------ DATA TO EXAMINE ------

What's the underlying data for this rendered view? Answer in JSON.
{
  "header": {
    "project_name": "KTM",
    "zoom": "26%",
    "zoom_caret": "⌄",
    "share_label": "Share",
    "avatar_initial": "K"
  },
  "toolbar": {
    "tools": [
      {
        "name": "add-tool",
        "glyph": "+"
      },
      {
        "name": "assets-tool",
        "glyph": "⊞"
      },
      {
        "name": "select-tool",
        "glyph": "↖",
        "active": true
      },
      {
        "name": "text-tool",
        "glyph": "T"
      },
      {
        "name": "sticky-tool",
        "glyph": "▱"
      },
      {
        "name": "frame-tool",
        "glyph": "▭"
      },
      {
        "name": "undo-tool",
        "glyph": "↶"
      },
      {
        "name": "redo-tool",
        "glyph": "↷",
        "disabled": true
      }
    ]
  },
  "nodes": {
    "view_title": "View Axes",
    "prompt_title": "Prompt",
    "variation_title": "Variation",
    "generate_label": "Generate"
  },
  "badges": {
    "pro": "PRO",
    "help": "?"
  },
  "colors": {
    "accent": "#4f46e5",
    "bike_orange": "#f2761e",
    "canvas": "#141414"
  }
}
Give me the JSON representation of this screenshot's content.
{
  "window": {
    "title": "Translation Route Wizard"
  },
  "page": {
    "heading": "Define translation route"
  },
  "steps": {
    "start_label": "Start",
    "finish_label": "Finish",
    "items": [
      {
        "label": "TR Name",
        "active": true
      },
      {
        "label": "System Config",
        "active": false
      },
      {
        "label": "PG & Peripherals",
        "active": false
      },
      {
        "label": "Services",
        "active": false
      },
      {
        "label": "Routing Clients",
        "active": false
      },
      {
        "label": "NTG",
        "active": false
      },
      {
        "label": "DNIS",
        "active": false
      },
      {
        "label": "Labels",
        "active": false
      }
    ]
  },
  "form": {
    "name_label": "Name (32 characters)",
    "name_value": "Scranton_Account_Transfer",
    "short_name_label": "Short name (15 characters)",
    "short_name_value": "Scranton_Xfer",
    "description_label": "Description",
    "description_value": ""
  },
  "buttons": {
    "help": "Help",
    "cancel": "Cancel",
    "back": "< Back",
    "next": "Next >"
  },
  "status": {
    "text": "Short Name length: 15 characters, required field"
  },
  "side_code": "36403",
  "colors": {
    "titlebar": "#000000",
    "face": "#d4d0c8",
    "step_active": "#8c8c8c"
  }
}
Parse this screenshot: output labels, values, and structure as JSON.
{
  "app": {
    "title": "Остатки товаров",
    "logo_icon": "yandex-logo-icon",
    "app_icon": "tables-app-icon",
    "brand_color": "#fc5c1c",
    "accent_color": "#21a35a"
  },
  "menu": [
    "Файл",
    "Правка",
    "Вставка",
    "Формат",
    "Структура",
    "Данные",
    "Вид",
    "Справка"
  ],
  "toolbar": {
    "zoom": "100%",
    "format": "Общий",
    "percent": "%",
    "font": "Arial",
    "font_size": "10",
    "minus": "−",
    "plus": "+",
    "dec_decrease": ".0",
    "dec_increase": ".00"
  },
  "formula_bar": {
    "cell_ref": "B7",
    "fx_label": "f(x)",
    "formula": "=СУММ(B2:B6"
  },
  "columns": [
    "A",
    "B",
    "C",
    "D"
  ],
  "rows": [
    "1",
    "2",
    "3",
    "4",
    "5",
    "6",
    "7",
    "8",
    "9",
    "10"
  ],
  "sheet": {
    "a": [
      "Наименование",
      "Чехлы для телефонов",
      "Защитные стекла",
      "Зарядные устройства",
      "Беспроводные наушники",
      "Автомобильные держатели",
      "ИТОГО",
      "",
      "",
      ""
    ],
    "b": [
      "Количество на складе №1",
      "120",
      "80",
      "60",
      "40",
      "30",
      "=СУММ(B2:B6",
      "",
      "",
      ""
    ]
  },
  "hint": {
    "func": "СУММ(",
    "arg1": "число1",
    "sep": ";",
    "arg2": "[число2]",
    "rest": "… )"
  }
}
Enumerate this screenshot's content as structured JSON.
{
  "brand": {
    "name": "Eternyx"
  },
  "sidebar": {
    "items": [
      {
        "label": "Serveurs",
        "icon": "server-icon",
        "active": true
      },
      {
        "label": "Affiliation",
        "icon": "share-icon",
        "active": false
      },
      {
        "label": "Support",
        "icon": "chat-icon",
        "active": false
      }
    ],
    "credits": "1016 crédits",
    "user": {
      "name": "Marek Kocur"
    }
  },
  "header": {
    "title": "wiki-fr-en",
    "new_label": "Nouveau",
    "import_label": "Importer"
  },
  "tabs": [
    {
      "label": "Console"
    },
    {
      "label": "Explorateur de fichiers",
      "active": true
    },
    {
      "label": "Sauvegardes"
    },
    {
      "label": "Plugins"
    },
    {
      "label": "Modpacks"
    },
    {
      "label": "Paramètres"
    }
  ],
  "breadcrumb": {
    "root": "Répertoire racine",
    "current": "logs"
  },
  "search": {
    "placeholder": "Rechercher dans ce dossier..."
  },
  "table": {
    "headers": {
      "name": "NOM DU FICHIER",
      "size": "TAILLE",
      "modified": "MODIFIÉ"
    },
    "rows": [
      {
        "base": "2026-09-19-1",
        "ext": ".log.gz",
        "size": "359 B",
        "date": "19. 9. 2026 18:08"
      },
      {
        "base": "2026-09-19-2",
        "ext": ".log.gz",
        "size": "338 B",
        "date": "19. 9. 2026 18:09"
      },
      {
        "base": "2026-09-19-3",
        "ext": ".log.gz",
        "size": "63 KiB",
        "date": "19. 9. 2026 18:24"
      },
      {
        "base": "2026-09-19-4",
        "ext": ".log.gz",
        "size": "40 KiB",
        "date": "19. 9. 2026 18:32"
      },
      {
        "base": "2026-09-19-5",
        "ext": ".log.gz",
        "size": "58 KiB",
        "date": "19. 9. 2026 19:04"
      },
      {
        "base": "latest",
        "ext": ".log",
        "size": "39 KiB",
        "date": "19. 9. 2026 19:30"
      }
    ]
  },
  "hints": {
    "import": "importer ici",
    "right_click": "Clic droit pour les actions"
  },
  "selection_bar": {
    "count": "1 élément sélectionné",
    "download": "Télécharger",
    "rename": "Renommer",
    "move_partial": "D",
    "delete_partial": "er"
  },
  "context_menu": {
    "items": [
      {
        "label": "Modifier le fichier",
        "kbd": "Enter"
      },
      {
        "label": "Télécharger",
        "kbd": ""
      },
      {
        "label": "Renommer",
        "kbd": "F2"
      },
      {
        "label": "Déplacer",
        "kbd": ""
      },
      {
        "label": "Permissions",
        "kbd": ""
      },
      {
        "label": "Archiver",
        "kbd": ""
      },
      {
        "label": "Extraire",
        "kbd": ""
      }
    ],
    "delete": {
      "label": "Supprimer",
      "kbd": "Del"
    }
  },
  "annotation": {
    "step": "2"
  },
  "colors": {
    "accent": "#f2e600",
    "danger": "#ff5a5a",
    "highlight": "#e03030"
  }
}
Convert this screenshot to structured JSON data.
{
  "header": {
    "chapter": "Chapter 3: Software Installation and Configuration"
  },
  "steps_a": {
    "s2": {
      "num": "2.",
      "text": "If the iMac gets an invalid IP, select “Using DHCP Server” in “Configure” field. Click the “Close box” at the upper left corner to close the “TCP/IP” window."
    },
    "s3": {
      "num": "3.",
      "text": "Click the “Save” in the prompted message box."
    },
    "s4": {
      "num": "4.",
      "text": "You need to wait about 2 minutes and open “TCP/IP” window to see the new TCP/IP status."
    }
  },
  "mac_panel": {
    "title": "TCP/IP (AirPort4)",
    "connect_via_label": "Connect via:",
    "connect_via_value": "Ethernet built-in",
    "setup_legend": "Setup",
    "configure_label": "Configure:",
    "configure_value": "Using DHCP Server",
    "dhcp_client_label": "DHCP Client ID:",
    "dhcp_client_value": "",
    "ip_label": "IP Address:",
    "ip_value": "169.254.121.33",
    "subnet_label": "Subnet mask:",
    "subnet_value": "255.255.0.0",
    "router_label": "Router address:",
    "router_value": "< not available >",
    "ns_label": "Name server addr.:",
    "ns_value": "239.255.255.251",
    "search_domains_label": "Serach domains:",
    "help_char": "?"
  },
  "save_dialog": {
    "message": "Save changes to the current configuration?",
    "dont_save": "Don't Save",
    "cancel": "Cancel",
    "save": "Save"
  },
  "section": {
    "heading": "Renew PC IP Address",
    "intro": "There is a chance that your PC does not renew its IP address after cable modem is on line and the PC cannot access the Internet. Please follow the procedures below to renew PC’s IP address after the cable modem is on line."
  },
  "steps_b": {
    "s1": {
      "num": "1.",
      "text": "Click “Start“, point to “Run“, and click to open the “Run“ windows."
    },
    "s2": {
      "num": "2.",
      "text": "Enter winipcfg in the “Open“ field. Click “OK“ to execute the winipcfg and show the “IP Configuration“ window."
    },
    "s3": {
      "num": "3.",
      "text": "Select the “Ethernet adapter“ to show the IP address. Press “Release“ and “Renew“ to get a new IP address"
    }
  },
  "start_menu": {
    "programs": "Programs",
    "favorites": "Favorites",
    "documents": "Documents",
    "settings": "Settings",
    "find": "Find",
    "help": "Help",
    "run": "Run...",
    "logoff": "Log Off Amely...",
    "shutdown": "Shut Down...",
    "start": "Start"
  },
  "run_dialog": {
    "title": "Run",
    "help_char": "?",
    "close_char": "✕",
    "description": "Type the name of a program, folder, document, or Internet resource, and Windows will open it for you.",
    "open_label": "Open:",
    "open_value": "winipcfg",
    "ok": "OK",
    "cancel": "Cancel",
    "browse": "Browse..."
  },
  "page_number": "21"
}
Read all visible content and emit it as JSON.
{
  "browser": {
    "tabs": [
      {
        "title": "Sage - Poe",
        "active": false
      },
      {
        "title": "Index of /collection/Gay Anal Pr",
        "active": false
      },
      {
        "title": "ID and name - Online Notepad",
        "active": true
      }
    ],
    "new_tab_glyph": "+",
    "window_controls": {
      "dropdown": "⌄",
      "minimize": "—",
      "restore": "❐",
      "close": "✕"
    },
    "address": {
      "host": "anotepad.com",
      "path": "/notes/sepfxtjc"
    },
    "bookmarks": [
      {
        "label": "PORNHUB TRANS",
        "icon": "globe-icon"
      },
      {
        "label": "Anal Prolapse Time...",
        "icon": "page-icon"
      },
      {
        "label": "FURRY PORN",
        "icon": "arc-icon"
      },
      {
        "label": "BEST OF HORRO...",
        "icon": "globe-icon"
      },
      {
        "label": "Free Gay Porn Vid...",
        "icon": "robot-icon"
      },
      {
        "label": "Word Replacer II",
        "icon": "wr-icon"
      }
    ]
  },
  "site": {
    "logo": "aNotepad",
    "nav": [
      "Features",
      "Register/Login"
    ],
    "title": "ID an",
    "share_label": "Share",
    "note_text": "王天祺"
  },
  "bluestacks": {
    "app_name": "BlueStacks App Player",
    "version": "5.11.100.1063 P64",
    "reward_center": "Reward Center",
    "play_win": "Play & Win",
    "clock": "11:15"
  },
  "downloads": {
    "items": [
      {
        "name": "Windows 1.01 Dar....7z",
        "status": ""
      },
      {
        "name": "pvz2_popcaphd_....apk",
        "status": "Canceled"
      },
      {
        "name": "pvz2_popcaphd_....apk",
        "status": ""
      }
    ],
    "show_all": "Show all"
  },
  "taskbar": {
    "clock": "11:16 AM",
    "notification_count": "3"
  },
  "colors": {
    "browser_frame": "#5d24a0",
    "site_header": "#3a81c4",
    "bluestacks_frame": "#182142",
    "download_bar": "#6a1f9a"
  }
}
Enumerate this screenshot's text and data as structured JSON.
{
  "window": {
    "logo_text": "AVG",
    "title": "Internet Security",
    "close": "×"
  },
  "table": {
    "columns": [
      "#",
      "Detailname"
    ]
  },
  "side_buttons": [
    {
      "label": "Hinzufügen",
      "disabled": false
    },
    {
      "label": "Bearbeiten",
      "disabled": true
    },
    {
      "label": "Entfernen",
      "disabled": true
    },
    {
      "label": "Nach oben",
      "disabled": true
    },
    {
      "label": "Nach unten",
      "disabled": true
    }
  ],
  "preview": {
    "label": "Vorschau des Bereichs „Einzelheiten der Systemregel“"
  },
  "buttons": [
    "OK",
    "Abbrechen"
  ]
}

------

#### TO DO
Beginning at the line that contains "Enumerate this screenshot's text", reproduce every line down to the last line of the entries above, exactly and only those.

#### ANSWER FOR THE TASK
Enumerate this screenshot's text and data as structured JSON.
{
  "window": {
    "logo_text": "AVG",
    "title": "Internet Security",
    "close": "×"
  },
  "table": {
    "columns": [
      "#",
      "Detailname"
    ]
  },
  "side_buttons": [
    {
      "label": "Hinzufügen",
      "disabled": false
    },
    {
      "label": "Bearbeiten",
      "disabled": true
    },
    {
      "label": "Entfernen",
      "disabled": true
    },
    {
      "label": "Nach oben",
      "disabled": true
    },
    {
      "label": "Nach unten",
      "disabled": true
    }
  ],
  "preview": {
    "label": "Vorschau des Bereichs „Einzelheiten der Systemregel“"
  },
  "buttons": [
    "OK",
    "Abbrechen"
  ]
}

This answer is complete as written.